Argentina do enough to beat Bosnia
The celebration was long and loud. "Look at how much that meant to him," one Argentine TV commentator said after the match. "There's almost anger in that scream!" He was talking, of course, about Lionel Messi letting it all out after that explosive run and finish that ended up deciding Argentina's first World Cup match of 2014.
It would be easy to view the celebration in just the context of that match, which had been hitherto frustrating for Argentina, even if their second goal had perhaps become inevitable as the second half developed. After a first-half display that absolutely no one would argue was anything close to good enough, there was a major change in system, and little by little, Argentina started playing as they can, until the breakthrough came.
But the celebration was not, one suspects, purely to do with the importance of that goal in that match. Before Sunday, Messi had one World Cup finals goal to his name; it came in the 6-0 tonking of Serbia and Montenegro back in 2006 and was scored eight years ago Monday. During the 2010 tournament, he was foiled on occasion by poor finishes and, against Nigeria, an inspired goalkeeping performance from Vincent Enyeama, and he came away without a goal. One day short of eight years since his first World Cup goal, Messi finally got his second.
If Messi goes on to have a fine tournament, it will be easy to look back at this goal as the catalyst. In the first half, well shackled by the Bosnia-Herzegovina defence and with his strike partner, Sergio Aguero, isolated in a 5-3-2 formation -- one that Argentina have used before but clearly weren't happy with on Sunday in Rio -- Messi couldn't do much. He didn't get on the ball enough, and when he did, he lost it. He looked like a man under ... well, frankly, under the pressure he was under. It's perhaps a mark of his self-confidence that he doesn't play like that more often.
The halftime changes transformed the match. When I saw Gonzalo Higuain and Fernando Gago hadn't been named starters, I assumed neither were fully fit. That they both came on at the break suggests that might not have been the case, though perhaps Alejandro Sabella didn't feel either of them were fully up to 90 minutes.
Whatever the reason, the changes had dual effects, both of which were based around Messi. Higuain's introduction to the attack gave Argentina a focal point and opened space for Messi and Aguero, while Gago (replacing Maxi Rodriguez in midfield) played closer to Javier Mascherano and made their middle tougher to get through than in the first half. It also introduced Gago's passing into the mix -- important because no one gets the ball to Messi quite as well as Gago.
The changes also helped Mascherano, of course, who'd looked all alone in midfield at times during Bosnian attacks in the first half. The only Argentine who really did himself justice right though the game was goalkeeper Sergio Romero; although, given that he unfortunately let the ball through his legs for the late consolation goal, he can't be praised wholeheartedly. Still, some decent saves in both halves were the best comfort his teammates had at the break.
The other big positive -- apart from the three points -- is that Sabella realised his plan wasn't working and was able to make the changes to get a much better showing out of his team in the second half.

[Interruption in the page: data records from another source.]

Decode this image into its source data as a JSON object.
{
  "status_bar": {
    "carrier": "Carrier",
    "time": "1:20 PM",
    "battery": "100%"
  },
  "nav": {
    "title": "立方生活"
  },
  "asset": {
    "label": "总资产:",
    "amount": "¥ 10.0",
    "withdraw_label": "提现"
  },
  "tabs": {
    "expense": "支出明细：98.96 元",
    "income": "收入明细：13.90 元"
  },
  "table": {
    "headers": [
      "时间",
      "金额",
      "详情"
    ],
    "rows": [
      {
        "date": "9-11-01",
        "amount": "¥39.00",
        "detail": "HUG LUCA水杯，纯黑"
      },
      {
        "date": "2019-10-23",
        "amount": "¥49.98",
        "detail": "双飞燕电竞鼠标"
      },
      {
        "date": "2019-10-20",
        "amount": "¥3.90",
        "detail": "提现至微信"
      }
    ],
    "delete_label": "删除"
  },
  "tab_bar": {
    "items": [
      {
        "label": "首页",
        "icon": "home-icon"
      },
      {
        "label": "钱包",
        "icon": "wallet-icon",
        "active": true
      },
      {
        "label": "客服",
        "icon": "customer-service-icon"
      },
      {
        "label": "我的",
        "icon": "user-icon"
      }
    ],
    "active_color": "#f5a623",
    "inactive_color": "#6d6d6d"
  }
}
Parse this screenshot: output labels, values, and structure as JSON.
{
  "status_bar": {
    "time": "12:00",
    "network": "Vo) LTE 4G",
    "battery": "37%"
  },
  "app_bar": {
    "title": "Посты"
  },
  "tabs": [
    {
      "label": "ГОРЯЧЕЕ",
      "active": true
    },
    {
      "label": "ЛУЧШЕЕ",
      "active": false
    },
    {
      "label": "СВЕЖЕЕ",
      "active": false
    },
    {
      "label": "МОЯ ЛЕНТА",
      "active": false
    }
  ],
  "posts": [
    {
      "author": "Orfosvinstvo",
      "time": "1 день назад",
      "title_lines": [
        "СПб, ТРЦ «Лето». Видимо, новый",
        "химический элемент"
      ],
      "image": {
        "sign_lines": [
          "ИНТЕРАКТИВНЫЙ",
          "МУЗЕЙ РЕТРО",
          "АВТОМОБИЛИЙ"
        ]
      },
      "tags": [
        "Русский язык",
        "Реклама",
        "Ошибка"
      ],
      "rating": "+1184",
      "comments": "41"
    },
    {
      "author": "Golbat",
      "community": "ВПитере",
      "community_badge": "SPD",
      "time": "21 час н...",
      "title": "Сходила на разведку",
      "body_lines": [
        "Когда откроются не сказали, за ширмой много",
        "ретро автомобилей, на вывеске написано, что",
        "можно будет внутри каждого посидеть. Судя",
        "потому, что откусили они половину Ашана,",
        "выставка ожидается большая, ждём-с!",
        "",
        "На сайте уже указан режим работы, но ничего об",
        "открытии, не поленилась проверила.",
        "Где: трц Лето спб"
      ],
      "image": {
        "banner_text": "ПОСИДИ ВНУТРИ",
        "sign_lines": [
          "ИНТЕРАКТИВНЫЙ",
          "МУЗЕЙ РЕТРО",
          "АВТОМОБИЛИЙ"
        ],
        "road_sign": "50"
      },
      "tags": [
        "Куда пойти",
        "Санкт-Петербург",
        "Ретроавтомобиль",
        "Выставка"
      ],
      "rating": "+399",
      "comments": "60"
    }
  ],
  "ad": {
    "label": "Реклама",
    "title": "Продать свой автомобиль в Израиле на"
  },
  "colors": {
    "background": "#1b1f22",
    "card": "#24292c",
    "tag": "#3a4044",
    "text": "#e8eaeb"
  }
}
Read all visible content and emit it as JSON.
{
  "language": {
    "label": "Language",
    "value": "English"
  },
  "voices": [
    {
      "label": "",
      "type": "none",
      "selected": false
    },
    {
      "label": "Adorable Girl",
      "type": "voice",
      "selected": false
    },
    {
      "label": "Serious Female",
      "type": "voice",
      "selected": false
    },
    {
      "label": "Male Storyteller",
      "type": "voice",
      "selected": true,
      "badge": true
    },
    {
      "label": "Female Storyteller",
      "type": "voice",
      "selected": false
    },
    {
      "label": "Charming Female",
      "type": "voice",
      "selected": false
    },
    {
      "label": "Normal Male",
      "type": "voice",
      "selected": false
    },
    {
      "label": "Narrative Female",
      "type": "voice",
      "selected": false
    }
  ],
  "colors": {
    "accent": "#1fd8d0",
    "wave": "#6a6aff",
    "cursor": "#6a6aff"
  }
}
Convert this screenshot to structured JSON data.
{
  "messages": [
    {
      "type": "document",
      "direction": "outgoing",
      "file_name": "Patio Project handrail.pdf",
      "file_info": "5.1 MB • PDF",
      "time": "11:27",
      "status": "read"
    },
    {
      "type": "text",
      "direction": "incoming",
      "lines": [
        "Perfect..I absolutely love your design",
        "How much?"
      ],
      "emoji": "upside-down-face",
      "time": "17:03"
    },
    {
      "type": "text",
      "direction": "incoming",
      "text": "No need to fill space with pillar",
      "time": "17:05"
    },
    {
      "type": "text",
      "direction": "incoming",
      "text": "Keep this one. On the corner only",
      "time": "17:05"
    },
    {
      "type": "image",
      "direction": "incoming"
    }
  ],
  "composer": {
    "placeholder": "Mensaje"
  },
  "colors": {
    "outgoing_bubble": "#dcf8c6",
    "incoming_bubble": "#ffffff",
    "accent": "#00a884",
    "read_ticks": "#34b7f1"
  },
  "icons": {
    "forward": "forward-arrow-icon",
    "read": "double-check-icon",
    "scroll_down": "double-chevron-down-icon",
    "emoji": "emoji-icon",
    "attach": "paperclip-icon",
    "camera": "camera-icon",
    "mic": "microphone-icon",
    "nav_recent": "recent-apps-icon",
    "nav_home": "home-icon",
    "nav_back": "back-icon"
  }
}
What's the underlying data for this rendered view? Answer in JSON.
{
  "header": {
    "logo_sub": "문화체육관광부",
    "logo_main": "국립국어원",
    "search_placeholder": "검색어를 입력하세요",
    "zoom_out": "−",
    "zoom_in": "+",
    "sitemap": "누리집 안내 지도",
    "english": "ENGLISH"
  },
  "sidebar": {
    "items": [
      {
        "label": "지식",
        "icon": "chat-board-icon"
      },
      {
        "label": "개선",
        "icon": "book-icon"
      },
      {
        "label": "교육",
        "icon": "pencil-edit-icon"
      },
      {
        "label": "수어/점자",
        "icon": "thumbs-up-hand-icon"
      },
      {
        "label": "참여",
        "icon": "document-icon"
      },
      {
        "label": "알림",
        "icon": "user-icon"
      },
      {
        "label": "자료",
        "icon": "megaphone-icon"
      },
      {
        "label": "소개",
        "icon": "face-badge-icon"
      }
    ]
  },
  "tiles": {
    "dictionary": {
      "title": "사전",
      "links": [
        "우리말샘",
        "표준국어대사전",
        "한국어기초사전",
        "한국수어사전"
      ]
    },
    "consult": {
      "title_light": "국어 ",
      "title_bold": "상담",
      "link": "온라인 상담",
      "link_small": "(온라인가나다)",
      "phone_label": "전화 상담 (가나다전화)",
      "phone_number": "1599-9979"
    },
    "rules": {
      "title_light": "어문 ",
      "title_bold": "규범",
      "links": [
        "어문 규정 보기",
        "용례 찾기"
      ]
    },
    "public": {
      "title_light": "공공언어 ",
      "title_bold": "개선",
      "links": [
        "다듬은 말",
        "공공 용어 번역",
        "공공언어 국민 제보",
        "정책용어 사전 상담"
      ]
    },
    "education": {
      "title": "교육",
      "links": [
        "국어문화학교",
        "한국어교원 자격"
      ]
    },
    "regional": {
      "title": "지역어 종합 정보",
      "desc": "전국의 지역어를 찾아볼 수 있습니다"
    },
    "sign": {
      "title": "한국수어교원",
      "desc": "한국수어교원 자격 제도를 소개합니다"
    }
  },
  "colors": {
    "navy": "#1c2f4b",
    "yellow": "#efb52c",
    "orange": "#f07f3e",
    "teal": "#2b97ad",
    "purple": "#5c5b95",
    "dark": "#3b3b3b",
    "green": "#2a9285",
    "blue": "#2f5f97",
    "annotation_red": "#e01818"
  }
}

In their postmatch interviews, none of the players was pretending the first half had been acceptable, yet the win is theirs and Messi might just have a psychologically important goal. For now, Argentina will take that.